REQUIREMENT
Examine each line of the data. Copy those that contain the string "beteckning".
─── DATASET EXTRACT
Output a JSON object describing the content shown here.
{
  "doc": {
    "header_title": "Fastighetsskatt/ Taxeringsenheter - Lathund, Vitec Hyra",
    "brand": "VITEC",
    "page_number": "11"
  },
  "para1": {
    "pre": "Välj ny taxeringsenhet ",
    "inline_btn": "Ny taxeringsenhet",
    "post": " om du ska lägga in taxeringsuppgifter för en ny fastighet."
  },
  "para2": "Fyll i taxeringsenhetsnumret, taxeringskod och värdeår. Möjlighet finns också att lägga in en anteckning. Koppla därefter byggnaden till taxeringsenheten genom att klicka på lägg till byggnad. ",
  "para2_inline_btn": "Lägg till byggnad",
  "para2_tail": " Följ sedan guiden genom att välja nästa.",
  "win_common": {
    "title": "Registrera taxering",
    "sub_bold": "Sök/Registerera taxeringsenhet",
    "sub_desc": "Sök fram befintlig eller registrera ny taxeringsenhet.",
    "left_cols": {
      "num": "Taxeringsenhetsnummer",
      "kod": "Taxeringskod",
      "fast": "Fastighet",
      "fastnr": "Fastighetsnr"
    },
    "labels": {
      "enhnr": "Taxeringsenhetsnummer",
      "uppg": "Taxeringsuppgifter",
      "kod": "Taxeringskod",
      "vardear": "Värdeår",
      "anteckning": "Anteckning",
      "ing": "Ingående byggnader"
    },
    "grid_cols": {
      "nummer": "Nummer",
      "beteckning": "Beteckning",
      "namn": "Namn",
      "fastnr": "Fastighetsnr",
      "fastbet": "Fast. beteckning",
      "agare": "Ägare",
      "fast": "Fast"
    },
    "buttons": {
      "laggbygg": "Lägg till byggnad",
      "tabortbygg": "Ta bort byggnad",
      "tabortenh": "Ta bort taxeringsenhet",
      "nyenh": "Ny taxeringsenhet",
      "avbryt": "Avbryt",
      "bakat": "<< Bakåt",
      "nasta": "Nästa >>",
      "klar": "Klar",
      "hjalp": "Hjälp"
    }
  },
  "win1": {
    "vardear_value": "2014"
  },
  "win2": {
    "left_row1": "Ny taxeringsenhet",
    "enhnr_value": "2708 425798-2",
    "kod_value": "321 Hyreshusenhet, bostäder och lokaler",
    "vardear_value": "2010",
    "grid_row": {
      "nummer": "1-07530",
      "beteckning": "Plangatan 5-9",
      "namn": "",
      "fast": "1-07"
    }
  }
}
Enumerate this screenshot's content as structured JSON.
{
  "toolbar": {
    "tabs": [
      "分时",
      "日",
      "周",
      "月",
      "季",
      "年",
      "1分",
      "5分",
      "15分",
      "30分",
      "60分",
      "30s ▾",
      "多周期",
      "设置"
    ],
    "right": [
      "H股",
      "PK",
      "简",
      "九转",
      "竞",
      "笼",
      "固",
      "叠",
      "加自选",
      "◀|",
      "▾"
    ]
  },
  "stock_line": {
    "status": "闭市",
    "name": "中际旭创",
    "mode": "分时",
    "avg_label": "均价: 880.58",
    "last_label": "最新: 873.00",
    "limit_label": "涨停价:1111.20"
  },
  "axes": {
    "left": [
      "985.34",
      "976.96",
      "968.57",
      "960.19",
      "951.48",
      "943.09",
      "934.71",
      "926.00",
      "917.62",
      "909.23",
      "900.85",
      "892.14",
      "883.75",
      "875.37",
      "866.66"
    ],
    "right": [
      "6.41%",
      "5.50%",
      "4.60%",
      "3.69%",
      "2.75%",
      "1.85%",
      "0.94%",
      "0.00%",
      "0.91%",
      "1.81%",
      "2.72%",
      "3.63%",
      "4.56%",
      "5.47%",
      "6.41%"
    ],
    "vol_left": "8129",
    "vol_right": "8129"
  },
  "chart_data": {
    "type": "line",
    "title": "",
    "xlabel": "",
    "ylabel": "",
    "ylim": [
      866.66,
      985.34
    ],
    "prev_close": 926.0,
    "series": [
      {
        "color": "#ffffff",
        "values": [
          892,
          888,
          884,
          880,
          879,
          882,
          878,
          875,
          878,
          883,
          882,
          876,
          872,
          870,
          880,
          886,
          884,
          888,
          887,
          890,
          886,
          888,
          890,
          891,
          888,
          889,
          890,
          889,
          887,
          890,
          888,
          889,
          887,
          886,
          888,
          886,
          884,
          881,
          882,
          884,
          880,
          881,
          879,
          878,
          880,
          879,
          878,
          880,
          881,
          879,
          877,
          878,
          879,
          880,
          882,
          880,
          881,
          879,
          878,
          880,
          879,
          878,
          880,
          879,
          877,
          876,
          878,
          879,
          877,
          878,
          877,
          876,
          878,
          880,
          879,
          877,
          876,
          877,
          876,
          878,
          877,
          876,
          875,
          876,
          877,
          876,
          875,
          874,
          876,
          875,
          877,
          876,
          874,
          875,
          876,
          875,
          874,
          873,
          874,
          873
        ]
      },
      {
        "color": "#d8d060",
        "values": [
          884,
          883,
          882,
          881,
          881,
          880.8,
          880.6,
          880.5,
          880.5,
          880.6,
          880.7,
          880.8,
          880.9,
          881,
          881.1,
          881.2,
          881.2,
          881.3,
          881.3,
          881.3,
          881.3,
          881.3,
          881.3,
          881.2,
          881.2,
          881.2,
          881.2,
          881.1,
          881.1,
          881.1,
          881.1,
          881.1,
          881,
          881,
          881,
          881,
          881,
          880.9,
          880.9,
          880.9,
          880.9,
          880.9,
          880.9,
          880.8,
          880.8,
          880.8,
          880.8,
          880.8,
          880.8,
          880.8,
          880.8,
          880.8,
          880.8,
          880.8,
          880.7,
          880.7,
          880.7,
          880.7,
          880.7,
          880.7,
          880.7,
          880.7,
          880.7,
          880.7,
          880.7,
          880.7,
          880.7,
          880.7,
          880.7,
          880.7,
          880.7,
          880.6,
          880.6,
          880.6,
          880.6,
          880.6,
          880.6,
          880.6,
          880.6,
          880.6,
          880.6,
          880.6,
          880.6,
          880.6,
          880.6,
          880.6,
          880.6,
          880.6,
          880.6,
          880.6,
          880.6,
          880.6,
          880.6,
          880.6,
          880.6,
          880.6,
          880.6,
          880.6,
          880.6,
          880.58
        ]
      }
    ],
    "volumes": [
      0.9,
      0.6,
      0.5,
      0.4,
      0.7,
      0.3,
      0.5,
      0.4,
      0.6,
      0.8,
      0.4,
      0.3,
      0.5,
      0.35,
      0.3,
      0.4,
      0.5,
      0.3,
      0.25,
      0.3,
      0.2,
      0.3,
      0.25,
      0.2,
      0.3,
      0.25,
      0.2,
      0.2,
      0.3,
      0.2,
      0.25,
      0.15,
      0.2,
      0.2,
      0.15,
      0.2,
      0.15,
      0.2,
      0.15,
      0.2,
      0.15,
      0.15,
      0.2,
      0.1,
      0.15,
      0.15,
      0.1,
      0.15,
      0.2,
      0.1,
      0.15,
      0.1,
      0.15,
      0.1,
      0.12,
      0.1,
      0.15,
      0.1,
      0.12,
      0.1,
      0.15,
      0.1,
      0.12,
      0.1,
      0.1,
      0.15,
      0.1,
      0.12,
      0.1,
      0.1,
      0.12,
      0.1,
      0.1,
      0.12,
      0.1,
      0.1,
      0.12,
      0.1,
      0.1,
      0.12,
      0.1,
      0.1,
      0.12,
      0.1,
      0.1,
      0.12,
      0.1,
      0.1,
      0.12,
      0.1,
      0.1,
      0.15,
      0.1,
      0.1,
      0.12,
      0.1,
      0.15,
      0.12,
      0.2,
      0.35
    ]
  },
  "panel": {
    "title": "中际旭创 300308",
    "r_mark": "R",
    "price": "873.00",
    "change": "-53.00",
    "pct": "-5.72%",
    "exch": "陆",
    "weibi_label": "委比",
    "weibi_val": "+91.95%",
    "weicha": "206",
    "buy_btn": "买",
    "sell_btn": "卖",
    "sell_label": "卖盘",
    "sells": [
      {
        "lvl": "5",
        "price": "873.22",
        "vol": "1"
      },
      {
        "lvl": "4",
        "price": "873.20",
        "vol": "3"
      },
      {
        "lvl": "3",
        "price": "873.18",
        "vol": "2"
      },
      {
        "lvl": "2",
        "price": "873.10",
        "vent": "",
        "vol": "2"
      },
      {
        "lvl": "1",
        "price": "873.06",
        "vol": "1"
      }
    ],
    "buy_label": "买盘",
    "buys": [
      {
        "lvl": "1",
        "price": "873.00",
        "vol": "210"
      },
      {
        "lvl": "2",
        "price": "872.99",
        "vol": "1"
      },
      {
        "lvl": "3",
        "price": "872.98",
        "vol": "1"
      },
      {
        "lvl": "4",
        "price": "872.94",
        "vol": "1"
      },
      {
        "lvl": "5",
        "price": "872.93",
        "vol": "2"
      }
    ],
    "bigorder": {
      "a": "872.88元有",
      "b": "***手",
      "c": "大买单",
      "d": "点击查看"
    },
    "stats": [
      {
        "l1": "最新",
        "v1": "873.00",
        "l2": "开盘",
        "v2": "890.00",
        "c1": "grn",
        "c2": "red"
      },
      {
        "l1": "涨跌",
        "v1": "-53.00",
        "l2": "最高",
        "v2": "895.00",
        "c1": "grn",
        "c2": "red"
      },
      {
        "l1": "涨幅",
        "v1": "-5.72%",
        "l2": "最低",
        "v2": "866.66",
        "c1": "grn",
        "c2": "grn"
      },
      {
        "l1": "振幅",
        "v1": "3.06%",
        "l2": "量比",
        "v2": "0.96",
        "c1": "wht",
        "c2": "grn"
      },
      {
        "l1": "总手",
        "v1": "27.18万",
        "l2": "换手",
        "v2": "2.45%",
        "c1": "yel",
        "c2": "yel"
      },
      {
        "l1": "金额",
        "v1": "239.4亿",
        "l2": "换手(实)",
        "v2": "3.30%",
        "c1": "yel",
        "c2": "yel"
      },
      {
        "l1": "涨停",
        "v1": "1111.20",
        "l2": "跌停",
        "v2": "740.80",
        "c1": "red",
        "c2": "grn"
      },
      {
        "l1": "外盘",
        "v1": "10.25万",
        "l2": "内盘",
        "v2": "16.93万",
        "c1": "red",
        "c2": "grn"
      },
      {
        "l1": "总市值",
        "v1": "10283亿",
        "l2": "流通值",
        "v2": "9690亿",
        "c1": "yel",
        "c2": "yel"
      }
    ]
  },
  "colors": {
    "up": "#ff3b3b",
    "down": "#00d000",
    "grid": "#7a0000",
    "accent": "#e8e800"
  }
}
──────
COMPLETED TASK
      "beteckning": "Beteckning",
      "fastbet": "Fast. beteckning",
      "beteckning": "Plangatan 5-9",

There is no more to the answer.